The cabin also had to be built under significant budgetary constraints due to its remote location. Rather than selling it as a residence, the cabin serves as a not-for-profit experimental research station for students studying sustainable design.
Flueckiger's latest challenge has been transitioning into the role of interim dean. Stepping into leadership during the summer of 2021, Flueckiger is leading the college during a pivotal time in its history.
“We saw a 9% increase in new students this academic year,” Flueckiger said. “There has never been a year where the college grew that much before.”
Flueckiger attributes some of that to pandemic restrictions finally lessening, but another reason for the surge in enrollment is the times we're living in. With environmental challenges at an all-time high, dwindling resources, accessibility demands and emerging technology, the world needs visionary architects more than ever.
“We must be witnesses to our times,” Flueckiger said. “Buildings will tell the stories of their times. We want our students to go on and build things that tell the story of what's happening right now and solve the problems we're facing.”
To achieve this, architecture is headed in a more cross-disciplinary direction than ever.
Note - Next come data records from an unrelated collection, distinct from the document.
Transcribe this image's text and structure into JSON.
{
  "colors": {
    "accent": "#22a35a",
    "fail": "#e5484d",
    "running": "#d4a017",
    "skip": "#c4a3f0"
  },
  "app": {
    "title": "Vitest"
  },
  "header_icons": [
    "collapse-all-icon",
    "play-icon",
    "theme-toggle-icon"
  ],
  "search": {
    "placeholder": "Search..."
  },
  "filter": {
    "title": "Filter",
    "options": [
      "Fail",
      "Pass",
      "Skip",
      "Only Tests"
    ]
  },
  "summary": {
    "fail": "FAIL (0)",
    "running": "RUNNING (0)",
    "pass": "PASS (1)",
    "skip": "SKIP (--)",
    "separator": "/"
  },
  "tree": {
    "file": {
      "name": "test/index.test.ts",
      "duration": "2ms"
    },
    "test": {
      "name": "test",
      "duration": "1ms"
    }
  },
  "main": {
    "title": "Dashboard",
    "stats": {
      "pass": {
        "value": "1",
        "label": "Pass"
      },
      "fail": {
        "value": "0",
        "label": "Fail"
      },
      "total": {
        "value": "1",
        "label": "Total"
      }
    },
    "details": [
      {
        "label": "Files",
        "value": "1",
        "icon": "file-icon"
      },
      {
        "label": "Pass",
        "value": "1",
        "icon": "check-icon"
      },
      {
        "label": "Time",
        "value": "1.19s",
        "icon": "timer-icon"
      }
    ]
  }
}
One example of this is the college's health care facilities design program. Led by Saif Haq, a professor in the College of Architecture, the program offers a post-professional certificate that can be used to design spaces that positively affect patient outcomes.
Haq is especially equipped to lead this program due to his background in public health and nursing. But there are endless examples of individuals using architectural design to solve problems throughout the world.
It is this kind of growth and collaboration that Flueckiger hopes to see more of in the years to come.
While Flueckiger's own research often demonstrates that bigger is not always better when it comes to housing, he would tell you that is not true at Texas Tech.
“This 360-degree horizon we have on the South Plains defines us as people and as architects,” Flueckiger said. “Every architect's design is influenced by where they reside. My hope is that our students' ideas are as expansive as the West Texas horizon.”